▶ [WHAT TO DO]
Scan the listing for the word "account", and copy out each line where it is found.

── RECORDS ──

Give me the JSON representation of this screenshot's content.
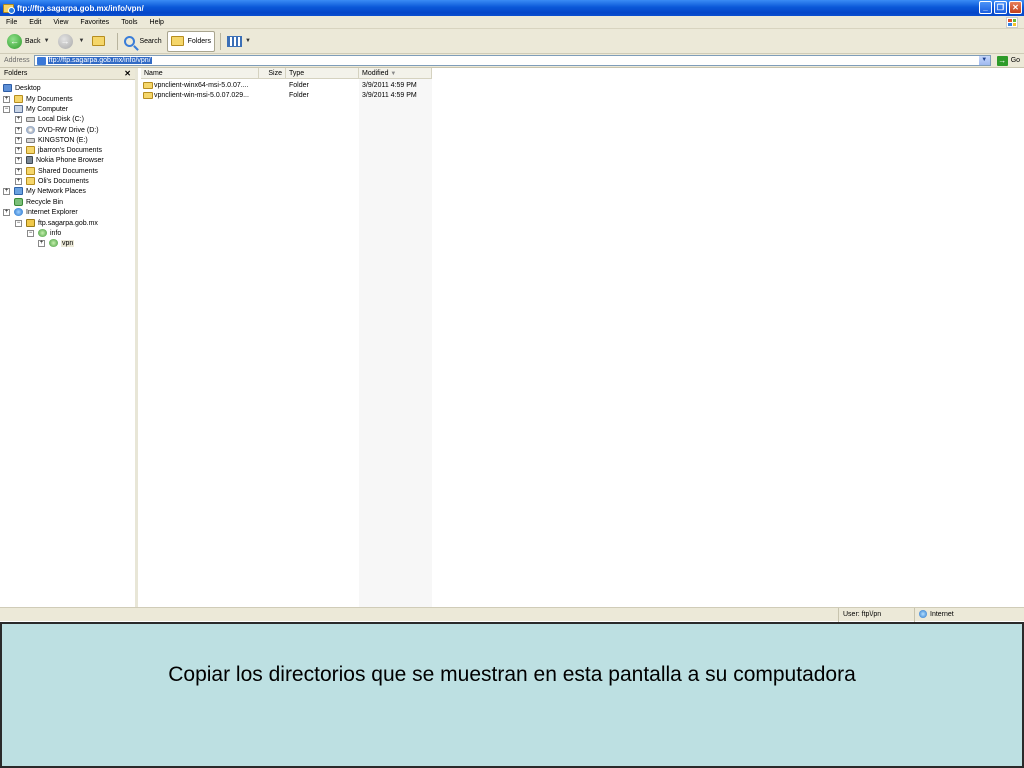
{
  "window": {
    "title": "ftp://ftp.sagarpa.gob.mx/info/vpn/"
  },
  "menu": [
    "File",
    "Edit",
    "View",
    "Favorites",
    "Tools",
    "Help"
  ],
  "toolbar": {
    "back": "Back",
    "search": "Search",
    "folders": "Folders"
  },
  "address": {
    "label": "Address",
    "url": "ftp://ftp.sagarpa.gob.mx/info/vpn/",
    "go": "Go"
  },
  "folders_pane": {
    "title": "Folders",
    "tree": [
      {
        "label": "Desktop",
        "icon": "desktop-icon"
      },
      {
        "label": "My Documents",
        "icon": "folder-icon",
        "toggle": "+"
      },
      {
        "label": "My Computer",
        "icon": "computer-icon",
        "toggle": "−"
      },
      {
        "label": "Local Disk (C:)",
        "icon": "disk-icon",
        "toggle": "+"
      },
      {
        "label": "DVD-RW Drive (D:)",
        "icon": "cd-icon",
        "toggle": "+"
      },
      {
        "label": "KINGSTON (E:)",
        "icon": "disk-icon",
        "toggle": "+"
      },
      {
        "label": "jbarron's Documents",
        "icon": "folder-icon",
        "toggle": "+"
      },
      {
        "label": "Nokia Phone Browser",
        "icon": "phone-icon",
        "toggle": "+"
      },
      {
        "label": "Shared Documents",
        "icon": "folder-icon",
        "toggle": "+"
      },
      {
        "label": "Oli's Documents",
        "icon": "folder-icon",
        "toggle": "+"
      },
      {
        "label": "My Network Places",
        "icon": "network-icon",
        "toggle": "+"
      },
      {
        "label": "Recycle Bin",
        "icon": "recycle-bin-icon"
      },
      {
        "label": "Internet Explorer",
        "icon": "ie-icon",
        "toggle": "+"
      },
      {
        "label": "ftp.sagarpa.gob.mx",
        "icon": "ftp-server-icon",
        "toggle": "−"
      },
      {
        "label": "info",
        "icon": "ftp-folder-icon",
        "toggle": "−"
      },
      {
        "label": "vpn",
        "icon": "ftp-folder-icon",
        "toggle": "+"
      }
    ]
  },
  "filelist": {
    "columns": {
      "name": "Name",
      "size": "Size",
      "type": "Type",
      "modified": "Modified"
    },
    "rows": [
      {
        "name": "vpnclient-winx64-msi-5.0.07....",
        "size": "",
        "type": "Folder",
        "modified": "3/9/2011 4:59 PM"
      },
      {
        "name": "vpnclient-win-msi-5.0.07.029...",
        "size": "",
        "type": "Folder",
        "modified": "3/9/2011 4:59 PM"
      }
    ]
  },
  "status": {
    "user": "User: ftp\\/pn",
    "zone": "Internet"
  },
  "caption": "Copiar los directorios que se muestran en esta pantalla a su computadora",
  "colors": {
    "title_bar": "#0a58d8",
    "chrome": "#ece9d8",
    "selection": "#316ac5",
    "caption_bg": "#bde0e2"
  }
}
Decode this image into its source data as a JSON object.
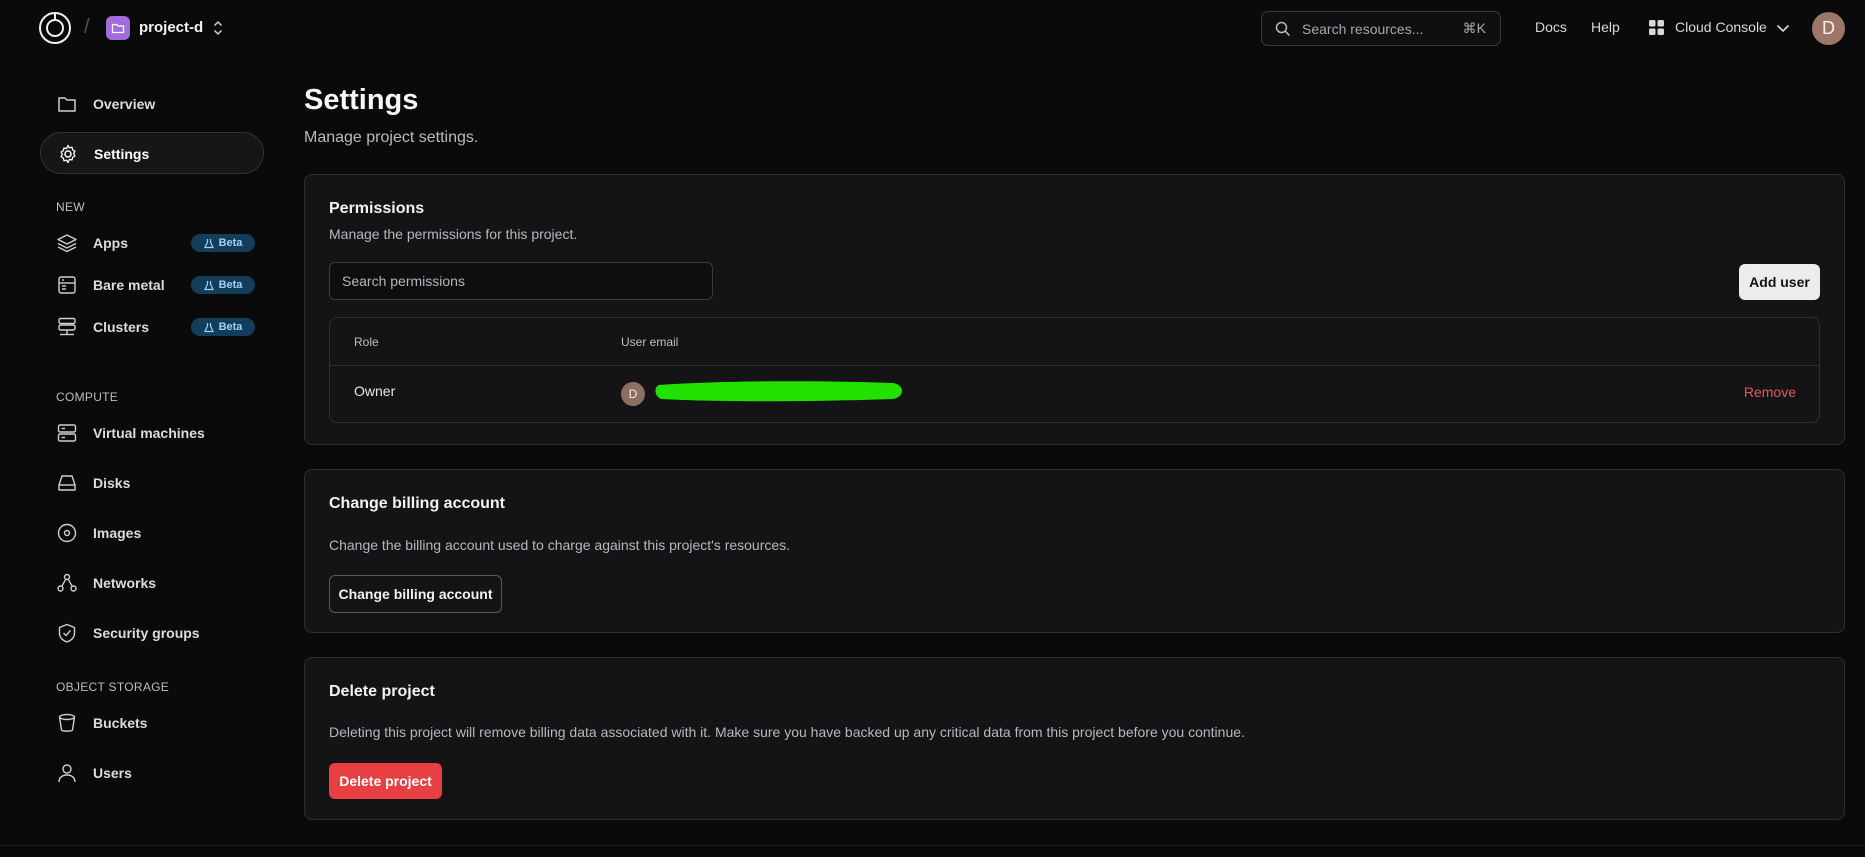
{
  "topbar": {
    "project_name": "project-d",
    "search_placeholder": "Search resources...",
    "search_shortcut": "⌘K",
    "docs_label": "Docs",
    "help_label": "Help",
    "console_label": "Cloud Console",
    "avatar_initial": "D"
  },
  "sidebar": {
    "items_top": [
      {
        "label": "Overview",
        "icon": "folder-icon"
      },
      {
        "label": "Settings",
        "icon": "gear-icon",
        "active": true
      }
    ],
    "sections": [
      {
        "heading": "NEW",
        "items": [
          {
            "label": "Apps",
            "icon": "layers-icon",
            "badge": "Beta"
          },
          {
            "label": "Bare metal",
            "icon": "server-chip-icon",
            "badge": "Beta"
          },
          {
            "label": "Clusters",
            "icon": "cluster-icon",
            "badge": "Beta"
          }
        ]
      },
      {
        "heading": "COMPUTE",
        "items": [
          {
            "label": "Virtual machines",
            "icon": "server-icon"
          },
          {
            "label": "Disks",
            "icon": "disk-icon"
          },
          {
            "label": "Images",
            "icon": "image-disc-icon"
          },
          {
            "label": "Networks",
            "icon": "network-icon"
          },
          {
            "label": "Security groups",
            "icon": "shield-icon"
          }
        ]
      },
      {
        "heading": "OBJECT STORAGE",
        "items": [
          {
            "label": "Buckets",
            "icon": "bucket-icon"
          },
          {
            "label": "Users",
            "icon": "user-icon"
          }
        ]
      }
    ]
  },
  "main": {
    "title": "Settings",
    "subtitle": "Manage project settings.",
    "permissions": {
      "title": "Permissions",
      "description": "Manage the permissions for this project.",
      "search_placeholder": "Search permissions",
      "add_user_label": "Add user",
      "columns": [
        "Role",
        "User email"
      ],
      "rows": [
        {
          "role": "Owner",
          "avatar_initial": "D",
          "action": "Remove"
        }
      ]
    },
    "billing": {
      "title": "Change billing account",
      "description": "Change the billing account used to charge against this project's resources.",
      "button_label": "Change billing account"
    },
    "delete": {
      "title": "Delete project",
      "description": "Deleting this project will remove billing data associated with it. Make sure you have backed up any critical data from this project before you continue.",
      "button_label": "Delete project"
    }
  },
  "colors": {
    "background": "#0a0a0b",
    "card": "#141416",
    "beta_badge": "#133d5a",
    "danger": "#e84042",
    "redaction": "#22e000"
  }
}
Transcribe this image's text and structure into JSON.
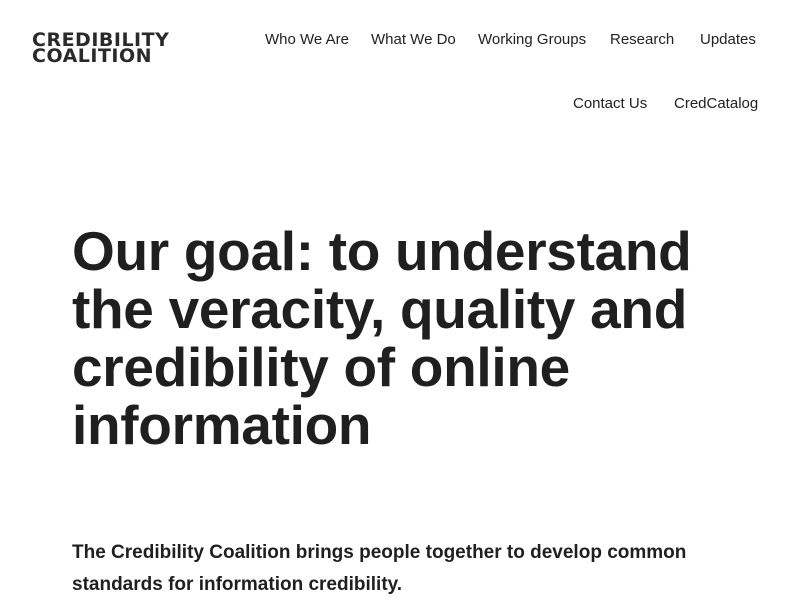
{
  "brand": {
    "logo_line1": "CREDIBILITY",
    "logo_line2": "COALITION"
  },
  "nav": {
    "items": [
      {
        "label": "Who We Are"
      },
      {
        "label": "What We Do"
      },
      {
        "label": "Working Groups"
      },
      {
        "label": "Research"
      },
      {
        "label": "Updates"
      },
      {
        "label": "Contact Us"
      },
      {
        "label": "CredCatalog"
      }
    ]
  },
  "hero": {
    "title": "Our goal: to understand the veracity, quality and credibility of online information",
    "intro": "The Credibility Coalition brings people together to develop common standards for information credibility."
  },
  "colors": {
    "text": "#1f1f1f",
    "background": "#ffffff"
  }
}
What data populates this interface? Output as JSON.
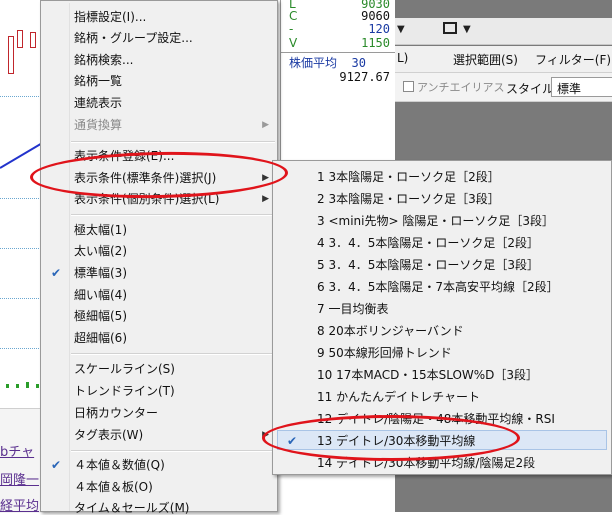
{
  "quote": {
    "rows": [
      {
        "label": "L",
        "value": "9030"
      },
      {
        "label": "C",
        "value": "9060"
      },
      {
        "label": "-",
        "value": "120"
      },
      {
        "label": "V",
        "value": "1150"
      }
    ],
    "ma_label": "株価平均",
    "ma_period": "30",
    "ma_value": "9127.67"
  },
  "app_menu": {
    "filter_short": "L)",
    "select_range": "選択範囲(S)",
    "filter": "フィルター(F)",
    "antialias": "アンチエイリアス",
    "style_label": "スタイル:",
    "style_value": "標準"
  },
  "background_links": [
    "bチャ",
    "岡隆一",
    "経平均"
  ],
  "context_menu": {
    "g1": [
      "指標設定(I)...",
      "銘柄・グループ設定...",
      "銘柄検索...",
      "銘柄一覧",
      "連続表示",
      "通貨換算"
    ],
    "g2": [
      "表示条件登録(E)...",
      "表示条件(標準条件)選択(J)",
      "表示条件(個別条件)選択(L)"
    ],
    "g3": [
      "極太幅(1)",
      "太い幅(2)",
      "標準幅(3)",
      "細い幅(4)",
      "極細幅(5)",
      "超細幅(6)"
    ],
    "g4": [
      "スケールライン(S)",
      "トレンドライン(T)",
      "日柄カウンター",
      "タグ表示(W)"
    ],
    "g5": [
      "４本値＆数値(Q)",
      "４本値＆板(O)",
      "タイム＆セールズ(M)"
    ]
  },
  "submenu": [
    "1 3本陰陽足・ローソク足［2段］",
    "2 3本陰陽足・ローソク足［3段］",
    "3 <mini先物> 陰陽足・ローソク足［3段］",
    "4 3．4．5本陰陽足・ローソク足［2段］",
    "5 3．4．5本陰陽足・ローソク足［3段］",
    "6 3．4．5本陰陽足・7本高安平均線［2段］",
    "7 一目均衡表",
    "8 20本ボリンジャーバンド",
    "9 50本線形回帰トレンド",
    "10 17本MACD・15本SLOW%D［3段］",
    "11 かんたんデイトレチャート",
    "12 デイトレ/陰陽足・48本移動平均線・RSI",
    "13 デイトレ/30本移動平均線",
    "14 デイトレ/30本移動平均線/陰陽足2段"
  ],
  "colors": {
    "highlight": "#dce7f6",
    "annotation": "#e0141b",
    "check": "#2a66b8"
  }
}
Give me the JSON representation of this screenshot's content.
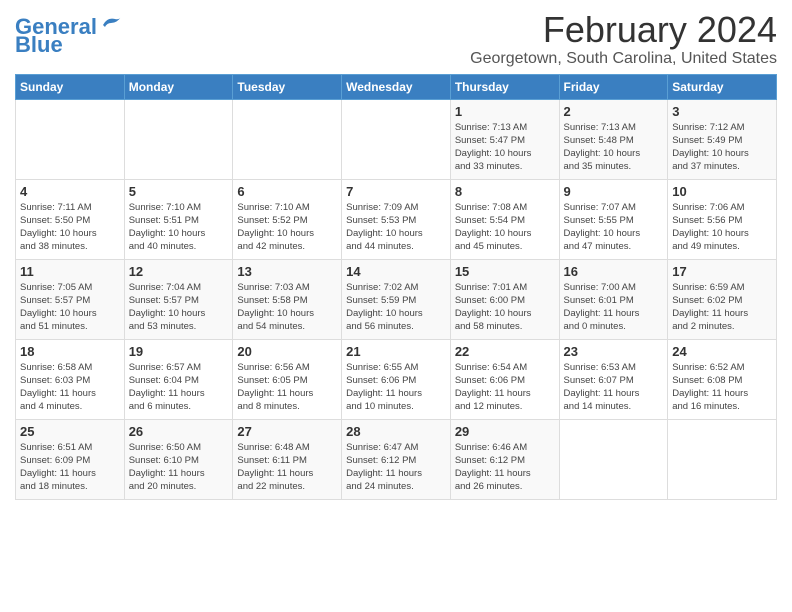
{
  "logo": {
    "line1": "General",
    "line2": "Blue"
  },
  "title": "February 2024",
  "subtitle": "Georgetown, South Carolina, United States",
  "days_of_week": [
    "Sunday",
    "Monday",
    "Tuesday",
    "Wednesday",
    "Thursday",
    "Friday",
    "Saturday"
  ],
  "weeks": [
    [
      {
        "day": "",
        "info": ""
      },
      {
        "day": "",
        "info": ""
      },
      {
        "day": "",
        "info": ""
      },
      {
        "day": "",
        "info": ""
      },
      {
        "day": "1",
        "info": "Sunrise: 7:13 AM\nSunset: 5:47 PM\nDaylight: 10 hours\nand 33 minutes."
      },
      {
        "day": "2",
        "info": "Sunrise: 7:13 AM\nSunset: 5:48 PM\nDaylight: 10 hours\nand 35 minutes."
      },
      {
        "day": "3",
        "info": "Sunrise: 7:12 AM\nSunset: 5:49 PM\nDaylight: 10 hours\nand 37 minutes."
      }
    ],
    [
      {
        "day": "4",
        "info": "Sunrise: 7:11 AM\nSunset: 5:50 PM\nDaylight: 10 hours\nand 38 minutes."
      },
      {
        "day": "5",
        "info": "Sunrise: 7:10 AM\nSunset: 5:51 PM\nDaylight: 10 hours\nand 40 minutes."
      },
      {
        "day": "6",
        "info": "Sunrise: 7:10 AM\nSunset: 5:52 PM\nDaylight: 10 hours\nand 42 minutes."
      },
      {
        "day": "7",
        "info": "Sunrise: 7:09 AM\nSunset: 5:53 PM\nDaylight: 10 hours\nand 44 minutes."
      },
      {
        "day": "8",
        "info": "Sunrise: 7:08 AM\nSunset: 5:54 PM\nDaylight: 10 hours\nand 45 minutes."
      },
      {
        "day": "9",
        "info": "Sunrise: 7:07 AM\nSunset: 5:55 PM\nDaylight: 10 hours\nand 47 minutes."
      },
      {
        "day": "10",
        "info": "Sunrise: 7:06 AM\nSunset: 5:56 PM\nDaylight: 10 hours\nand 49 minutes."
      }
    ],
    [
      {
        "day": "11",
        "info": "Sunrise: 7:05 AM\nSunset: 5:57 PM\nDaylight: 10 hours\nand 51 minutes."
      },
      {
        "day": "12",
        "info": "Sunrise: 7:04 AM\nSunset: 5:57 PM\nDaylight: 10 hours\nand 53 minutes."
      },
      {
        "day": "13",
        "info": "Sunrise: 7:03 AM\nSunset: 5:58 PM\nDaylight: 10 hours\nand 54 minutes."
      },
      {
        "day": "14",
        "info": "Sunrise: 7:02 AM\nSunset: 5:59 PM\nDaylight: 10 hours\nand 56 minutes."
      },
      {
        "day": "15",
        "info": "Sunrise: 7:01 AM\nSunset: 6:00 PM\nDaylight: 10 hours\nand 58 minutes."
      },
      {
        "day": "16",
        "info": "Sunrise: 7:00 AM\nSunset: 6:01 PM\nDaylight: 11 hours\nand 0 minutes."
      },
      {
        "day": "17",
        "info": "Sunrise: 6:59 AM\nSunset: 6:02 PM\nDaylight: 11 hours\nand 2 minutes."
      }
    ],
    [
      {
        "day": "18",
        "info": "Sunrise: 6:58 AM\nSunset: 6:03 PM\nDaylight: 11 hours\nand 4 minutes."
      },
      {
        "day": "19",
        "info": "Sunrise: 6:57 AM\nSunset: 6:04 PM\nDaylight: 11 hours\nand 6 minutes."
      },
      {
        "day": "20",
        "info": "Sunrise: 6:56 AM\nSunset: 6:05 PM\nDaylight: 11 hours\nand 8 minutes."
      },
      {
        "day": "21",
        "info": "Sunrise: 6:55 AM\nSunset: 6:06 PM\nDaylight: 11 hours\nand 10 minutes."
      },
      {
        "day": "22",
        "info": "Sunrise: 6:54 AM\nSunset: 6:06 PM\nDaylight: 11 hours\nand 12 minutes."
      },
      {
        "day": "23",
        "info": "Sunrise: 6:53 AM\nSunset: 6:07 PM\nDaylight: 11 hours\nand 14 minutes."
      },
      {
        "day": "24",
        "info": "Sunrise: 6:52 AM\nSunset: 6:08 PM\nDaylight: 11 hours\nand 16 minutes."
      }
    ],
    [
      {
        "day": "25",
        "info": "Sunrise: 6:51 AM\nSunset: 6:09 PM\nDaylight: 11 hours\nand 18 minutes."
      },
      {
        "day": "26",
        "info": "Sunrise: 6:50 AM\nSunset: 6:10 PM\nDaylight: 11 hours\nand 20 minutes."
      },
      {
        "day": "27",
        "info": "Sunrise: 6:48 AM\nSunset: 6:11 PM\nDaylight: 11 hours\nand 22 minutes."
      },
      {
        "day": "28",
        "info": "Sunrise: 6:47 AM\nSunset: 6:12 PM\nDaylight: 11 hours\nand 24 minutes."
      },
      {
        "day": "29",
        "info": "Sunrise: 6:46 AM\nSunset: 6:12 PM\nDaylight: 11 hours\nand 26 minutes."
      },
      {
        "day": "",
        "info": ""
      },
      {
        "day": "",
        "info": ""
      }
    ]
  ]
}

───

▶ [SOLVED EXERCISE]
      "title": "Change billing account",
      "description": "Change the billing account used to charge against this project's resources.",
      "button_label": "Change billing account"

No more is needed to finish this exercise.